Let’s take a look at these 3 issues.
1. We must be in every social media channel.
One thing is to set up a YouTube account.
One completely different is to capture the video, produce it, make sure that it meets YouTube standards, upload it, do some quality assurance, tag the video correctly, moderate the comments from other YouTube users, and of course, keep track of the performance of the video.
Be aware that while setting up a social media account may take you about 5 minutes, keeping it current and engaged takes daily work. Big companies are aware of this. For example, Time Magazine is currently focusing on Twitter and Facebook.
With over 370,000 likes on Facebook and close to 3 million followers on Twitter (@time), they understand that these channels are the most suitable for them and they are better off concentrating on them.
Takeaway: You don’t need to be in every social media channel.

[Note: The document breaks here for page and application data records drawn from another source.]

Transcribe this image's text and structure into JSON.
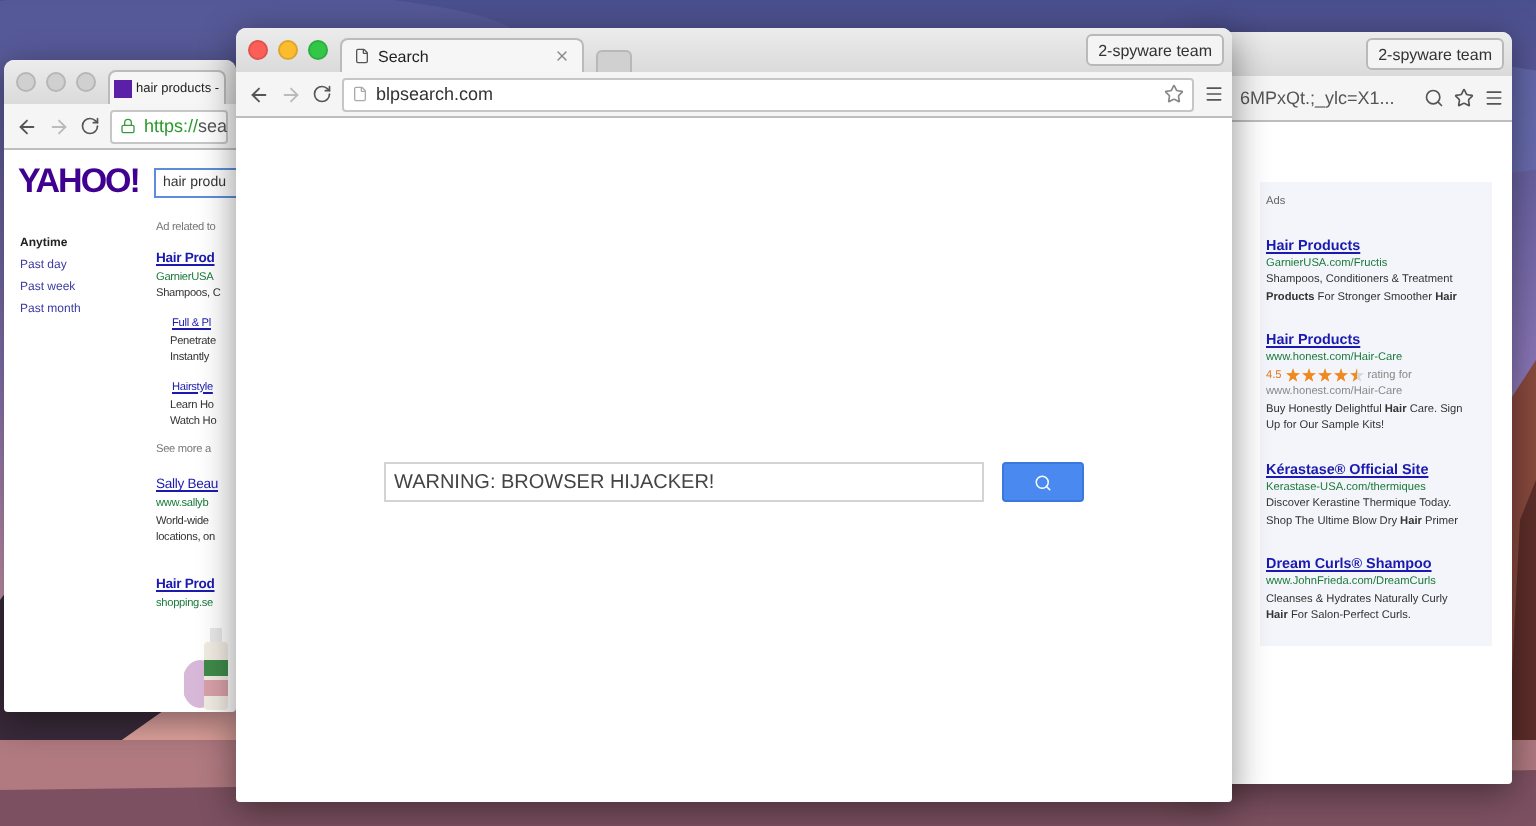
{
  "yahoo_window": {
    "tab_title": "hair products -",
    "secure_scheme": "https://",
    "address": "sea",
    "logo": "YAHOO!",
    "search_value": "hair produ",
    "filters": [
      {
        "label": "Anytime",
        "selected": true
      },
      {
        "label": "Past day",
        "selected": false
      },
      {
        "label": "Past week",
        "selected": false
      },
      {
        "label": "Past month",
        "selected": false
      }
    ],
    "ad_label": "Ad related to",
    "results": [
      {
        "kind": "ad",
        "title": "Hair Prod",
        "url": "GarnierUSA",
        "lines": [
          "Shampoos, C"
        ],
        "sitelinks": [
          {
            "title": "Full & Pl",
            "lines": [
              "Penetrate",
              "Instantly"
            ]
          },
          {
            "title": "Hairstyle",
            "lines": [
              "Learn Ho",
              "Watch Ho"
            ]
          }
        ]
      },
      {
        "kind": "more",
        "text": "See more a"
      },
      {
        "kind": "result",
        "title": "Sally Beau",
        "url": "www.sallyb",
        "lines": [
          "World-wide",
          "locations, on"
        ]
      },
      {
        "kind": "shopping",
        "title": "Hair Prod",
        "url": "shopping.se"
      }
    ]
  },
  "search_window": {
    "tab_title": "Search",
    "profile": "2-spyware team",
    "address": "blpsearch.com",
    "query": "WARNING: BROWSER HIJACKER!"
  },
  "ads_window": {
    "profile": "2-spyware team",
    "address": "6MPxQt.;_ylc=X1...",
    "ads_label": "Ads",
    "ads": [
      {
        "title": "Hair Products",
        "url": "GarnierUSA.com/Fructis",
        "lines": [
          "Shampoos, Conditioners & Treatment",
          "**Products** For Stronger Smoother **Hair**"
        ]
      },
      {
        "title": "Hair Products",
        "url": "www.honest.com/Hair-Care",
        "rating": "4.5",
        "stars": 4.5,
        "rating_text": "rating for",
        "source": "www.honest.com/Hair-Care",
        "lines": [
          "Buy Honestly Delightful **Hair** Care. Sign",
          "Up for Our Sample Kits!"
        ]
      },
      {
        "title": "Kérastase® Official Site",
        "url": "Kerastase-USA.com/thermiques",
        "lines": [
          "Discover Kerastine Thermique Today.",
          "Shop The Ultime Blow Dry **Hair** Primer"
        ]
      },
      {
        "title": "Dream Curls® Shampoo",
        "url": "www.JohnFrieda.com/DreamCurls",
        "lines": [
          "Cleanses & Hydrates Naturally Curly",
          "**Hair** For Salon-Perfect Curls."
        ]
      }
    ]
  }
}
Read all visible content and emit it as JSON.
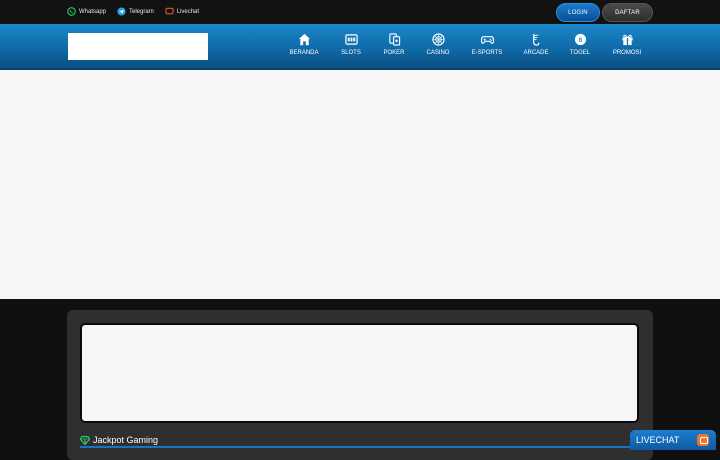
{
  "topbar": {
    "contacts": [
      {
        "label": "Whatsapp",
        "icon": "whatsapp-icon",
        "color": "#25d366"
      },
      {
        "label": "Telegram",
        "icon": "telegram-icon",
        "color": "#2aa3df"
      },
      {
        "label": "Livechat",
        "icon": "livechat-icon",
        "color": "#e9522e"
      }
    ],
    "login_label": "LOGIN",
    "daftar_label": "DAFTAR"
  },
  "nav": {
    "items": [
      {
        "label": "BERANDA",
        "icon": "home-icon"
      },
      {
        "label": "SLOTS",
        "icon": "slot-machine-icon"
      },
      {
        "label": "POKER",
        "icon": "cards-icon"
      },
      {
        "label": "CASINO",
        "icon": "roulette-icon"
      },
      {
        "label": "E-SPORTS",
        "icon": "gamepad-icon"
      },
      {
        "label": "ARCADE",
        "icon": "fishing-icon"
      },
      {
        "label": "TOGEL",
        "icon": "lottery-ball-icon"
      },
      {
        "label": "PROMOSI",
        "icon": "gift-icon"
      }
    ]
  },
  "jackpot": {
    "title": "Jackpot Gaming"
  },
  "livechat": {
    "label": "LIVECHAT"
  },
  "colors": {
    "accent": "#1b87c9",
    "login_button": "#1b7bd0",
    "daftar_button": "#3a3a3a",
    "jackpot_icon": "#2ecc71",
    "livechat_icon": "#e9772e"
  }
}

Choose the medium most appropriate for your message.
2. We must keep our social media presences completely separate from our major online presence.
While this may sound silly, most companies do this. How?
Simple: just by not including a social media bar on their site that lists the official social media presences.
On another note, if you do have a social media bar in your website, make sure that it is visible. Don’t bury it beyond the fold of your site.
On the other hand, a common problem from small businesses that are very comfortable with social media is that they may believe that they do not need a website at all. This is a common error. How are non-users of Twitter find your tweets if they don’t have an account in the first place? It’s essential to have a hub for your social media presences, an online repository that provides information about your organization and where can people interact with you. If you don’t have coding skills, you can opt for a paid online website builder, an online reputation service such as Klout or PeerIndex, or a personal profile page service such as About.me.
Takeaway: Create a online hub that clearly indicates your social media presences so people can find you.
3. We need to have absolute control on what happens within the social media channel.
No, you don’t. In real conversations, you cannot prevent somebody from saying something that you don’t want to hear (e.g. “your company sucks”). The real problem is not being able to address a question on time, which goes back to the first issue we analyzed in this post. For example, if you commit to creating a Facebook Page, people that “like” it, will expect that you provide an answer to their questions within a reasonable amount of time. You cannot expect every post on your Facebook Page to be a rave review about your company (and if you are only getting bad reviews, that should help you to identify problems that need to be taken care of!), and actually getting some negative comments every now and then does provide some validation that your social media channel is not a manicured PR service but rather an opportunity for your audience to have a conversation with you.
Takeaway: Expect some negative feedback, it is not the end of the world. Have a conversation with your audience and address their concerns.